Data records
%%
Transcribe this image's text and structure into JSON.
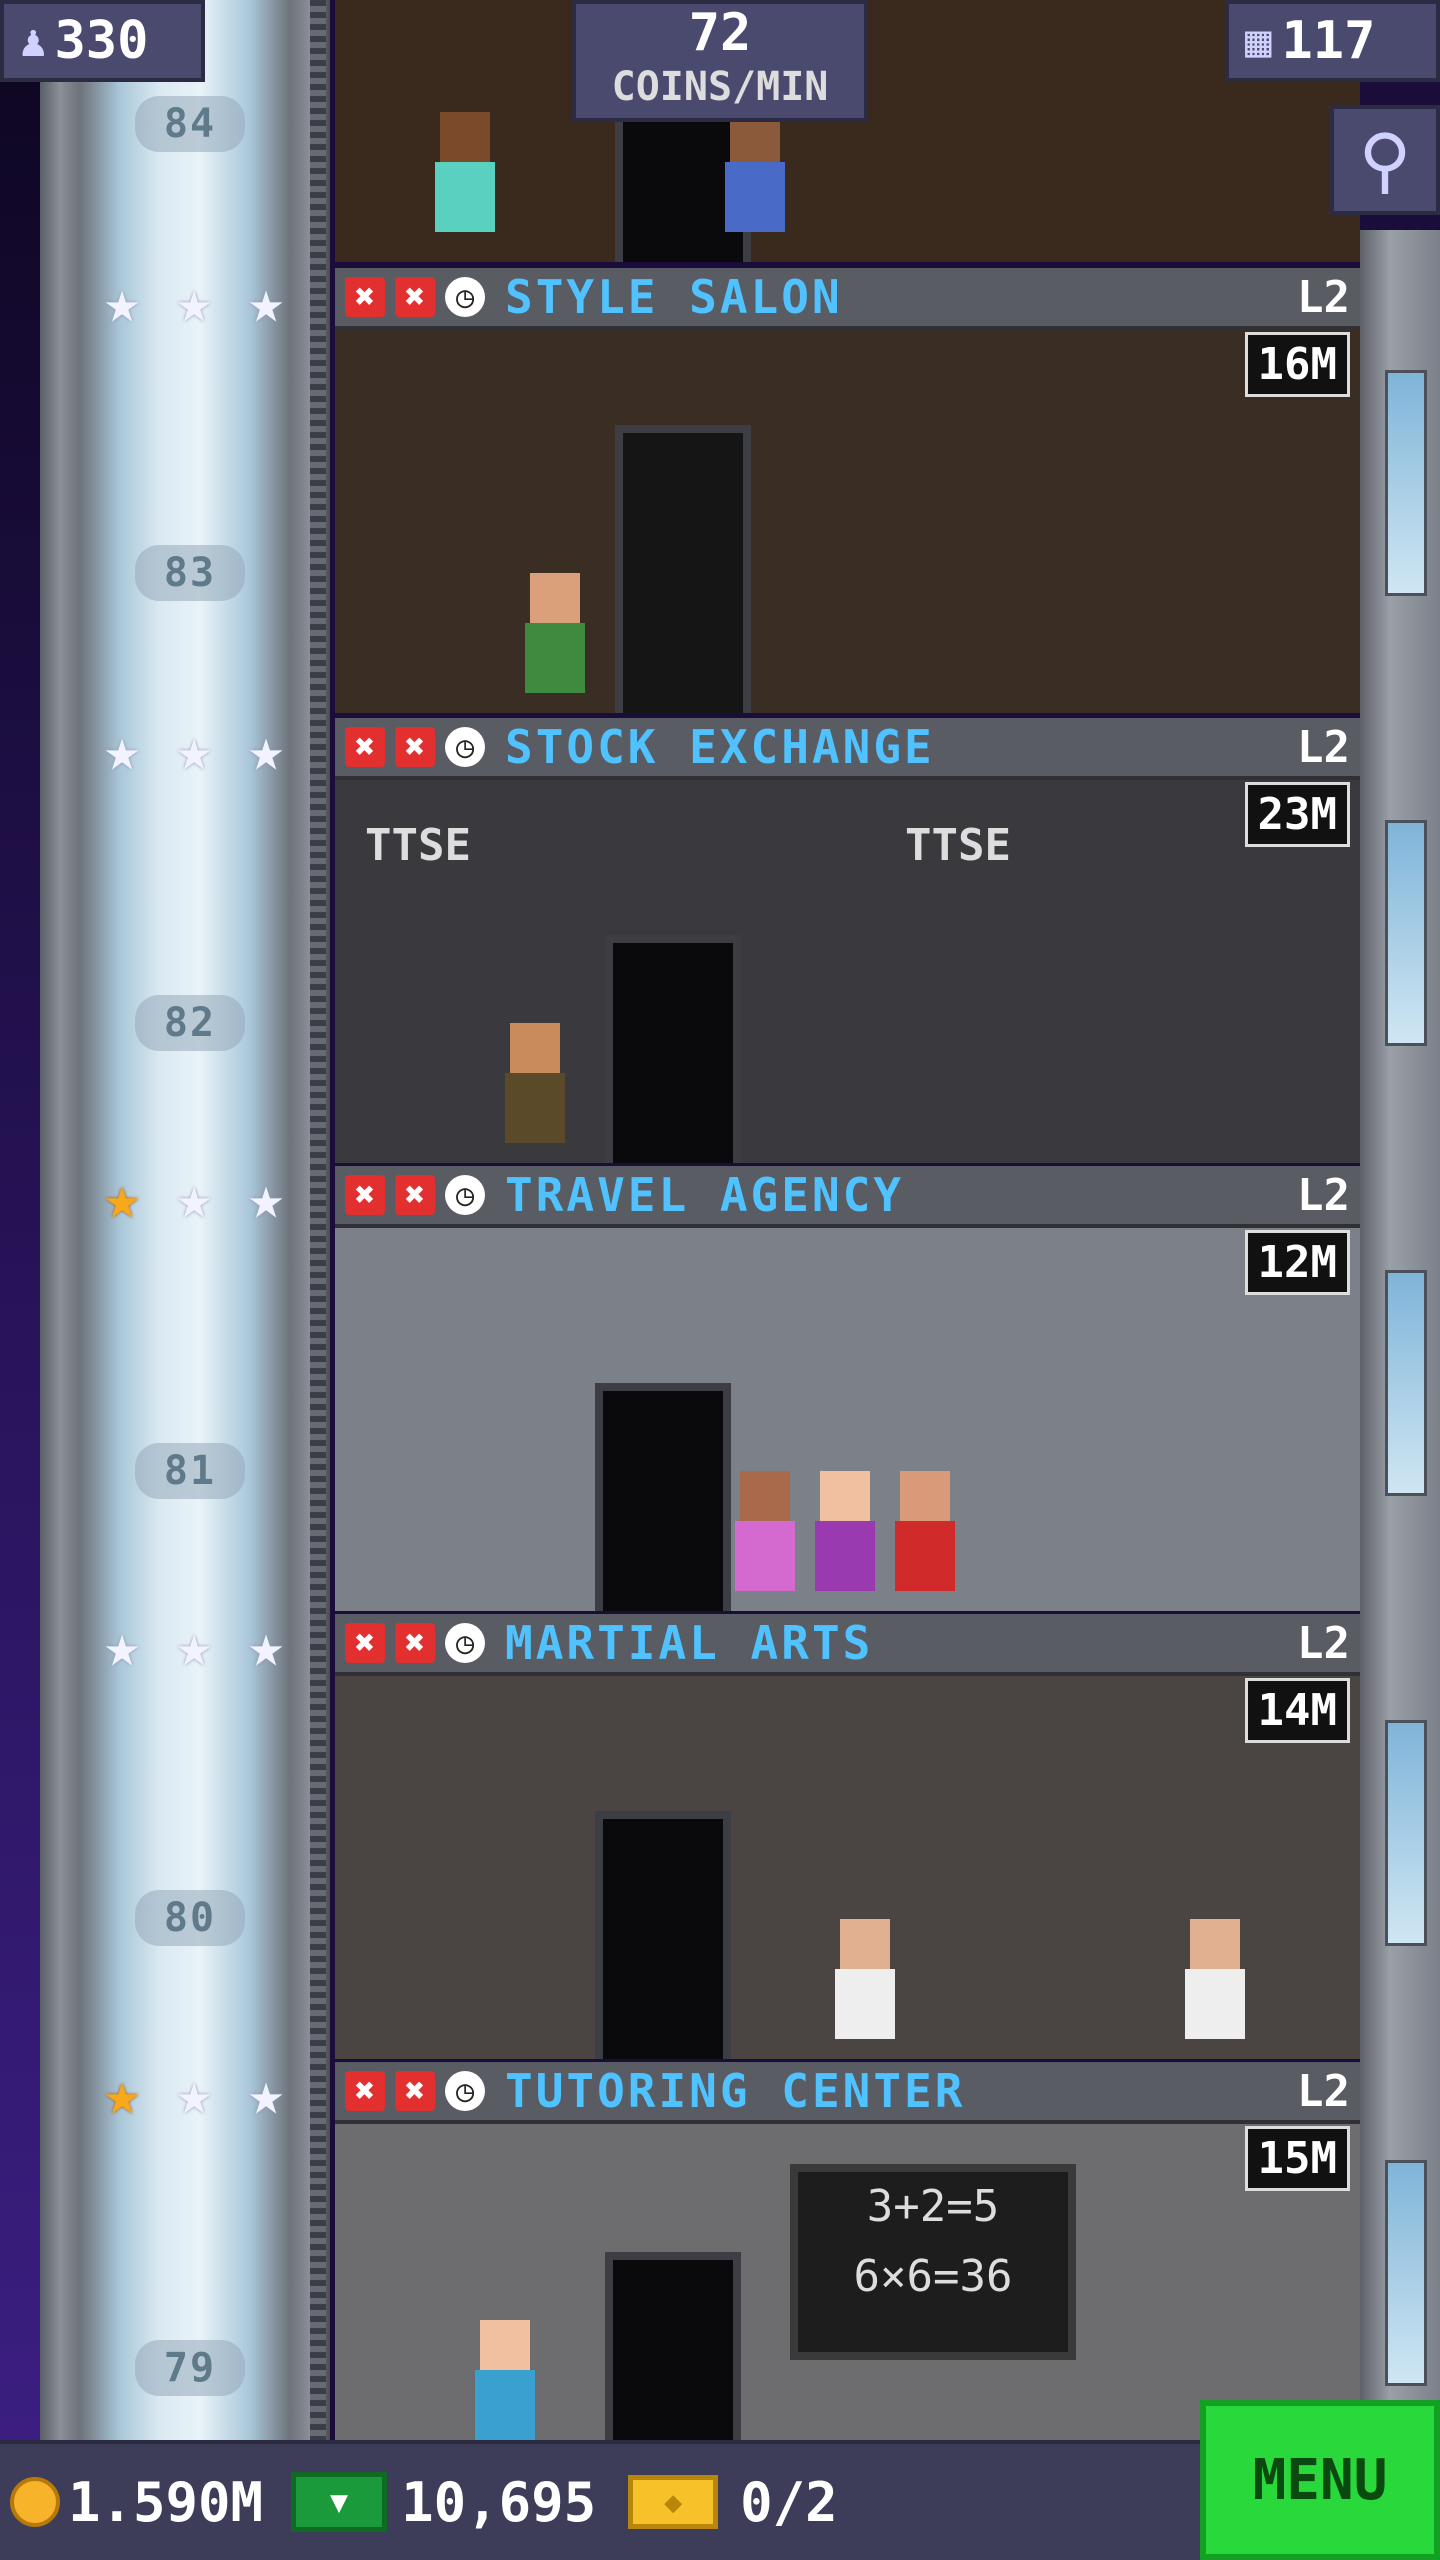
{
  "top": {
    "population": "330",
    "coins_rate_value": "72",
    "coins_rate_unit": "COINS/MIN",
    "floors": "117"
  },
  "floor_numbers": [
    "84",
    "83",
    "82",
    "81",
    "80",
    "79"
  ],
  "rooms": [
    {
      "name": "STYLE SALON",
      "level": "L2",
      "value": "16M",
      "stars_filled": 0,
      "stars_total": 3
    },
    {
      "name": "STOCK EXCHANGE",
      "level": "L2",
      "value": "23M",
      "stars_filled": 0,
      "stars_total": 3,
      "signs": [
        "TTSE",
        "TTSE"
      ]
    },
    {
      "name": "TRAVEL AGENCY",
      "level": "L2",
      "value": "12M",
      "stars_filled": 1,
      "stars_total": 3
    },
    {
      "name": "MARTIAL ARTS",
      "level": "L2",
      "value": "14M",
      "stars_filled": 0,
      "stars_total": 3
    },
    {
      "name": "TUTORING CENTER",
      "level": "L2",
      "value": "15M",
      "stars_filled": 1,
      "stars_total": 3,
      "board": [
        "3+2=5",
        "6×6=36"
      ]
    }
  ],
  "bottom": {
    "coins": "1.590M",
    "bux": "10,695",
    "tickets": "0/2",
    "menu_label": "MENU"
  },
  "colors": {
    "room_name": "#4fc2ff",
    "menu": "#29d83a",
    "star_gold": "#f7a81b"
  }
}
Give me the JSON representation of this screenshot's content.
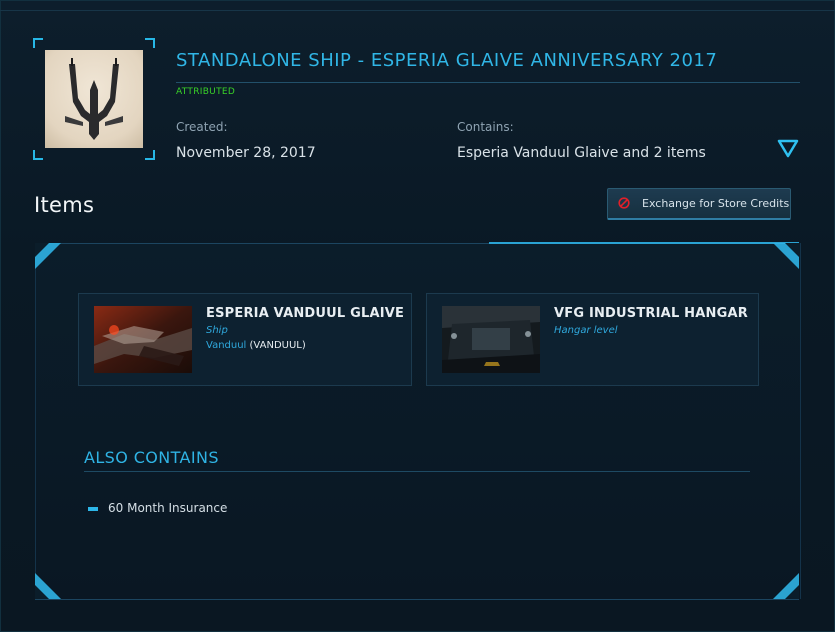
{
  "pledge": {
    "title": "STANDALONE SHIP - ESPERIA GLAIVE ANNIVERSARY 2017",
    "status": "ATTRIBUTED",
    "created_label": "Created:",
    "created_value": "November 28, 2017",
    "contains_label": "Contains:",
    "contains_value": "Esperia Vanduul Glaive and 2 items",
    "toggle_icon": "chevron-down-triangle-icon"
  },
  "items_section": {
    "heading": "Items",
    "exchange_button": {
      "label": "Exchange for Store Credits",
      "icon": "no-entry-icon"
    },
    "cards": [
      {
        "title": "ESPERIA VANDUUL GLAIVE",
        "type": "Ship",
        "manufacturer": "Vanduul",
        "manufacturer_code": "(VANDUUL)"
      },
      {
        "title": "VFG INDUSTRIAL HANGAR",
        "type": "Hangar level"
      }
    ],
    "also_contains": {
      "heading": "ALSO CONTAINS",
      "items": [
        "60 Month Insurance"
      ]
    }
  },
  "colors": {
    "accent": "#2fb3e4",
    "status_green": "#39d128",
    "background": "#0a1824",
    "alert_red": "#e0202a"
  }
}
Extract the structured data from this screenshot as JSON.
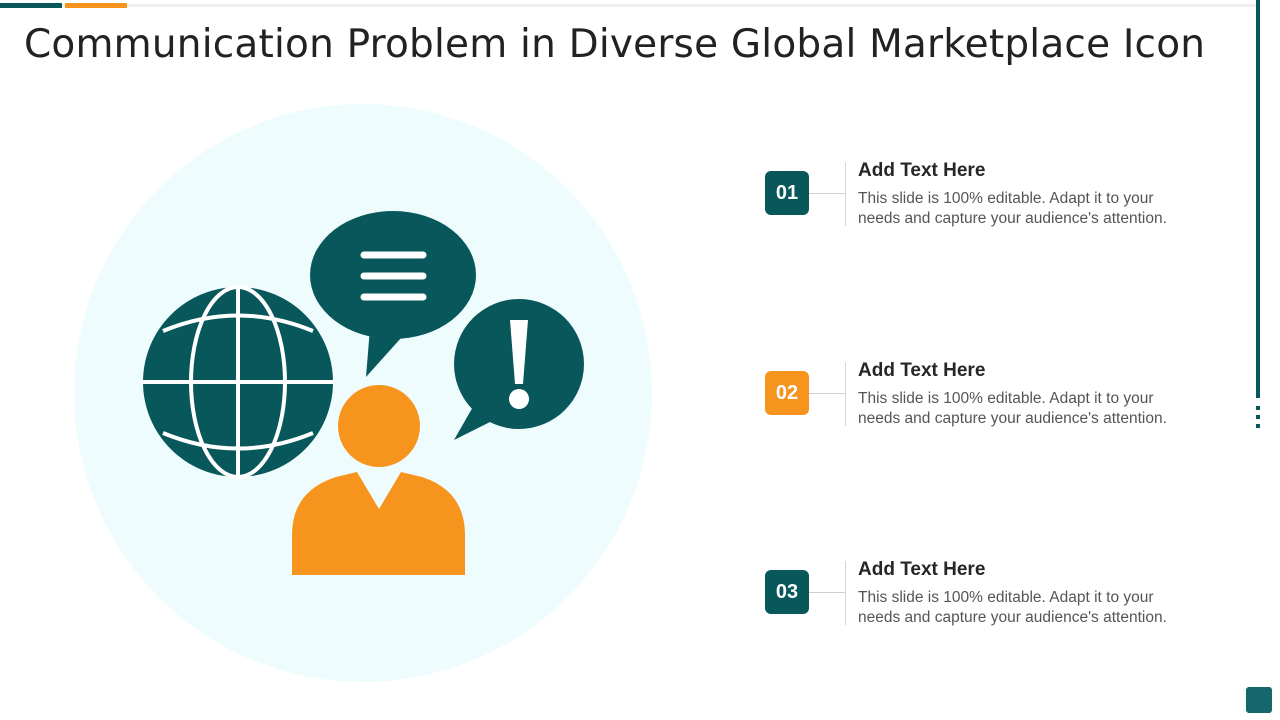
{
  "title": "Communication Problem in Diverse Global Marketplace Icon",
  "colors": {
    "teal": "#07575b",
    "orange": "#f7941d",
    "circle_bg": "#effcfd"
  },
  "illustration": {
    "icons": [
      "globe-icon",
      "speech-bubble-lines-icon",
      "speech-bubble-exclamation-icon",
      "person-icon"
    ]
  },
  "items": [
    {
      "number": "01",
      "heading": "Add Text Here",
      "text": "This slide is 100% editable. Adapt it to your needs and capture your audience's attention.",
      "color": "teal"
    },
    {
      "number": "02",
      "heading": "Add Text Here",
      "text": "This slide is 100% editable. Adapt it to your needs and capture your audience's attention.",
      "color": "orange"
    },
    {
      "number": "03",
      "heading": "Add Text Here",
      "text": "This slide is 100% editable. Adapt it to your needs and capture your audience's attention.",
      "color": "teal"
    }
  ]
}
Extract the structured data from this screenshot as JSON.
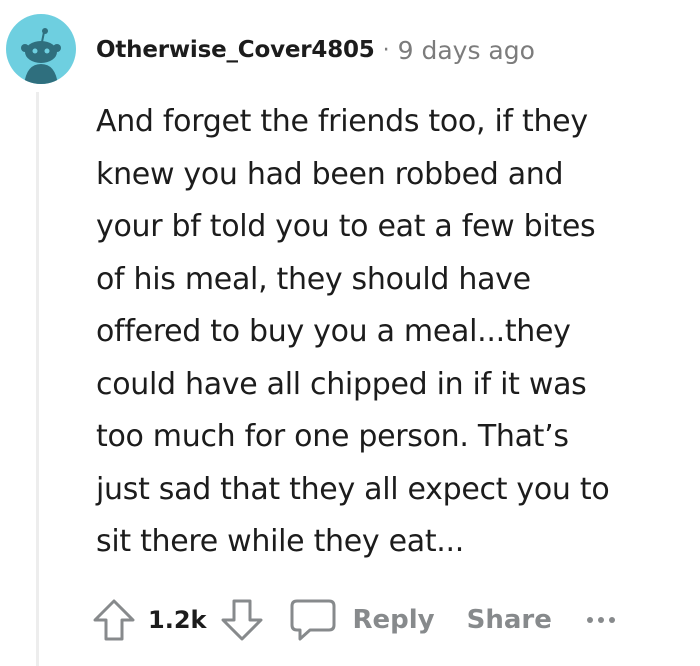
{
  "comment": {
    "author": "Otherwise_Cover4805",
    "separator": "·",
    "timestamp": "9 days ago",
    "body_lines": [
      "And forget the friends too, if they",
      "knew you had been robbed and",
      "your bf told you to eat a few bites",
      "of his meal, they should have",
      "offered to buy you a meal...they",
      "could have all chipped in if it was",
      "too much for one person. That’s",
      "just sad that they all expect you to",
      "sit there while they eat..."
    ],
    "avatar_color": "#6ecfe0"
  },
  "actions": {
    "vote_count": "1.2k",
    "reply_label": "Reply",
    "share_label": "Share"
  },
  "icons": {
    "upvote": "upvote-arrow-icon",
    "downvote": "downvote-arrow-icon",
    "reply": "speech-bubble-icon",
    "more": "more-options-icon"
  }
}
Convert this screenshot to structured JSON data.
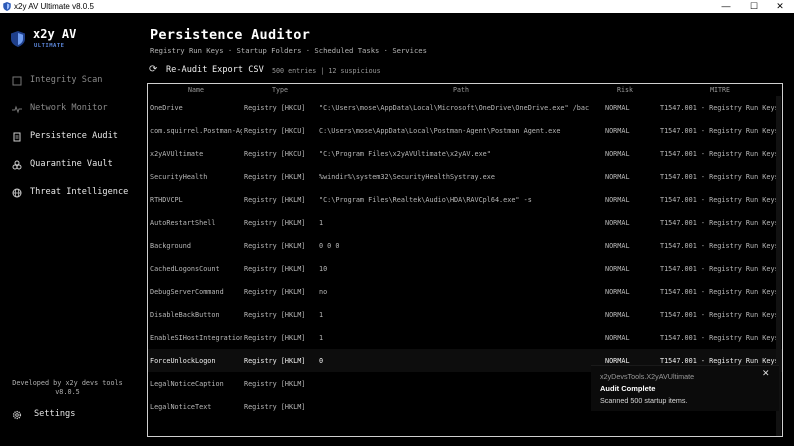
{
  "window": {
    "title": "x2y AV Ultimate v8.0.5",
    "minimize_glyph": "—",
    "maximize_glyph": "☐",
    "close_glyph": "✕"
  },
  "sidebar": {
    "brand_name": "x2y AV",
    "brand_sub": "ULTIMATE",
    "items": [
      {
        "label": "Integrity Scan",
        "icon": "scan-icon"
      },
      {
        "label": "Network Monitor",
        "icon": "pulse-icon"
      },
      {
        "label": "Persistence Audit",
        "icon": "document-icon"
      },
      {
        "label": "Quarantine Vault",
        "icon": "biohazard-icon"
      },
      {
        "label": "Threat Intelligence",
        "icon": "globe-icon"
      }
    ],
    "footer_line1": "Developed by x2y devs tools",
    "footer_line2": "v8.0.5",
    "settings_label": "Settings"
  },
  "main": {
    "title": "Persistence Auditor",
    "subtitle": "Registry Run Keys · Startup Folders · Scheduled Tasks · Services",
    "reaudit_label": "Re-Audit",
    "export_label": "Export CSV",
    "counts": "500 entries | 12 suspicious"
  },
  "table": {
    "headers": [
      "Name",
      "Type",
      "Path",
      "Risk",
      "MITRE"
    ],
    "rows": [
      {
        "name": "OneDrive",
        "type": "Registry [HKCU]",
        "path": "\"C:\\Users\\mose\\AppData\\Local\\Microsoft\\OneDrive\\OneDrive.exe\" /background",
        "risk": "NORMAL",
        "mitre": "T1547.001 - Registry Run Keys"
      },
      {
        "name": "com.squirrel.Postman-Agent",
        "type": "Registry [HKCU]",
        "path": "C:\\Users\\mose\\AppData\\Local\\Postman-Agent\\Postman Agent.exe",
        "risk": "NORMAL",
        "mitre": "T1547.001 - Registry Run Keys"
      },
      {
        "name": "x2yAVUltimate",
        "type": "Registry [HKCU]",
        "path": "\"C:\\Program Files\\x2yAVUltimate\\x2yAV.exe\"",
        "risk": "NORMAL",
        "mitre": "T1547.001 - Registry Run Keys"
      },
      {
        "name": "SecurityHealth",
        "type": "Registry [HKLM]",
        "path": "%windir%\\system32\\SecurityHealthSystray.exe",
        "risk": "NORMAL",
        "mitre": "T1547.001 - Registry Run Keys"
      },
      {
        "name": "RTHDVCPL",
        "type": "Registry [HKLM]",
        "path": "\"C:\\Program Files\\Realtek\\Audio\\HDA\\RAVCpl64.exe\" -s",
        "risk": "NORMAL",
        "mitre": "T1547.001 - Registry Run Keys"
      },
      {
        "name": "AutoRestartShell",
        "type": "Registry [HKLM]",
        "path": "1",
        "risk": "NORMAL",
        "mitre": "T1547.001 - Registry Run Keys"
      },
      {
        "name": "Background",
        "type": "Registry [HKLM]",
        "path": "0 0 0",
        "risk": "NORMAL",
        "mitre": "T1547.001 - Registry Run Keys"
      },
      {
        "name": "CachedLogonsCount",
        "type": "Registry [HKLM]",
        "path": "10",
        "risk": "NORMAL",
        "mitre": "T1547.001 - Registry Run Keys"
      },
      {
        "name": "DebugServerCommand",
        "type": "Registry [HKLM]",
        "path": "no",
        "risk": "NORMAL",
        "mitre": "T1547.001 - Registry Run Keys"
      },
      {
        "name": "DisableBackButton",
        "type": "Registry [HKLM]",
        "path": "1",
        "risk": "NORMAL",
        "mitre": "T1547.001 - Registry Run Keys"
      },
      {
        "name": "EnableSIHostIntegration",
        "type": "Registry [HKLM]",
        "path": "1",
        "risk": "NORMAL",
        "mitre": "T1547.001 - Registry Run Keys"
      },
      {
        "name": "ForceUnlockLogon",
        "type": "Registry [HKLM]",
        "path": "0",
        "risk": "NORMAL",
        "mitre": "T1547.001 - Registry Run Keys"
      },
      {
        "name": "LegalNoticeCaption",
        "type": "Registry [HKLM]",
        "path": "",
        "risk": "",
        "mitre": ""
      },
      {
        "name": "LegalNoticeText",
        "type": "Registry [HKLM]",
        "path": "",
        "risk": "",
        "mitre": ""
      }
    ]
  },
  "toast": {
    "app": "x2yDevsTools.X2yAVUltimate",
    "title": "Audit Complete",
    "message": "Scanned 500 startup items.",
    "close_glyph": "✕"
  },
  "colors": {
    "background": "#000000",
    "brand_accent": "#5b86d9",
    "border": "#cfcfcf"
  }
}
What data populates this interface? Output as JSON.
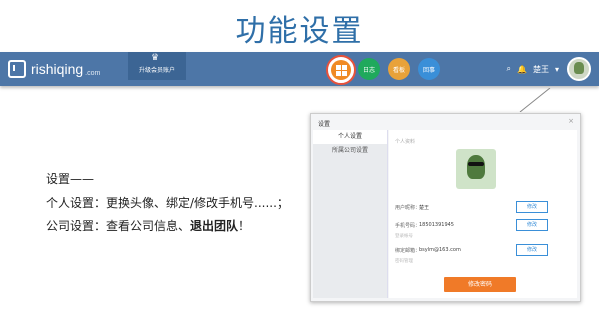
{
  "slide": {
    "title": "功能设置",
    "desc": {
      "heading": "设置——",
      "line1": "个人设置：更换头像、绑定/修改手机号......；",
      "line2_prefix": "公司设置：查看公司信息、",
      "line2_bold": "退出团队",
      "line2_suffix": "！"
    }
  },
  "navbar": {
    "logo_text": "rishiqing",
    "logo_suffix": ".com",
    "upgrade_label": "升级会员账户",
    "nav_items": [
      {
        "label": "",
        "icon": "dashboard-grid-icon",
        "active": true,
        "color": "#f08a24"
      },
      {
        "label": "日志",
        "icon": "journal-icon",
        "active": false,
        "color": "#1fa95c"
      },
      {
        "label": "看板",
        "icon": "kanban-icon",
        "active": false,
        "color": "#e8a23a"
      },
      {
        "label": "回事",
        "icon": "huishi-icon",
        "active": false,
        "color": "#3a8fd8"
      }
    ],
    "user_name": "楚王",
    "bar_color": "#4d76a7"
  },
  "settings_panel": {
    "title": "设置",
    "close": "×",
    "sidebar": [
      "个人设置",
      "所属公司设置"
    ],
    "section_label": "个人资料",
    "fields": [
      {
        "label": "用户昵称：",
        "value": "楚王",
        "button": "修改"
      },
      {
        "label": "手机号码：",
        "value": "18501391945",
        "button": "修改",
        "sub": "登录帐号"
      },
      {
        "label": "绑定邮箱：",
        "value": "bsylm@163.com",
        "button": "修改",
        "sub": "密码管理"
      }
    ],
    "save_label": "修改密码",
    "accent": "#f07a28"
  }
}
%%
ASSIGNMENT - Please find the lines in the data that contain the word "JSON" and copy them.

RESPONSE BOX -
Transcribe this image's text and structure into JSON.
Give me the JSON representation of this screenshot's content.
Extract the structured data from this screenshot as JSON.
Extract the structured data from this screenshot as JSON.
Convert this screenshot to structured JSON data.
What data populates this interface? Output as JSON.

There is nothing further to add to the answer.